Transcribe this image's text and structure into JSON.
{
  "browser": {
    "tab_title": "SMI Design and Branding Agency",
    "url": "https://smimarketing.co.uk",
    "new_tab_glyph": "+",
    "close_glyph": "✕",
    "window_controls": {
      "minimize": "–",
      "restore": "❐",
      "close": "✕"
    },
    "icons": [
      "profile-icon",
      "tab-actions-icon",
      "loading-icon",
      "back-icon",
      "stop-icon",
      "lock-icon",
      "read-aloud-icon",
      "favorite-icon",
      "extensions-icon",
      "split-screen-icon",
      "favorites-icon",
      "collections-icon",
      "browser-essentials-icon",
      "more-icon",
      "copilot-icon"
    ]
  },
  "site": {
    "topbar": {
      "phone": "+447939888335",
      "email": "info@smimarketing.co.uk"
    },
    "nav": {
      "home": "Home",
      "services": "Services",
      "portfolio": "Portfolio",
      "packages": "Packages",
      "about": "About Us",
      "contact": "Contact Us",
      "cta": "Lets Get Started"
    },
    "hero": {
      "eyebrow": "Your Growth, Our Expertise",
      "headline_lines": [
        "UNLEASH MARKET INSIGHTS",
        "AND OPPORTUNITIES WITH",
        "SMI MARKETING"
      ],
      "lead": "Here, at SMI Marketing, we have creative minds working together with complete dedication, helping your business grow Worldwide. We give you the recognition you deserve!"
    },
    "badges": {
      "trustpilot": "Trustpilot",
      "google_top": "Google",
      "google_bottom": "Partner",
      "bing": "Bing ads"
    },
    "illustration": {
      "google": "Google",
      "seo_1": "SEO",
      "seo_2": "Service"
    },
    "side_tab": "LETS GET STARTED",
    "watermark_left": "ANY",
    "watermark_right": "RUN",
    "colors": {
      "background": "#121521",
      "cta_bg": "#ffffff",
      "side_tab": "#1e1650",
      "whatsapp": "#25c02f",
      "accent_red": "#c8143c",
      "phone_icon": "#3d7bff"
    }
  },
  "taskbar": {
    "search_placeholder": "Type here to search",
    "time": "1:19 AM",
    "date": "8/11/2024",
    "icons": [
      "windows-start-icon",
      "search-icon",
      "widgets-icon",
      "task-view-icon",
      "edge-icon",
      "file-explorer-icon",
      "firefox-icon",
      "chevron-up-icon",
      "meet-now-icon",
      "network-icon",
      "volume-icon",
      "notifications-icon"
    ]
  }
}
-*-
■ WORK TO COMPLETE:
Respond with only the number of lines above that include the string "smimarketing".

■ ANSWER FOR THE TASK:
2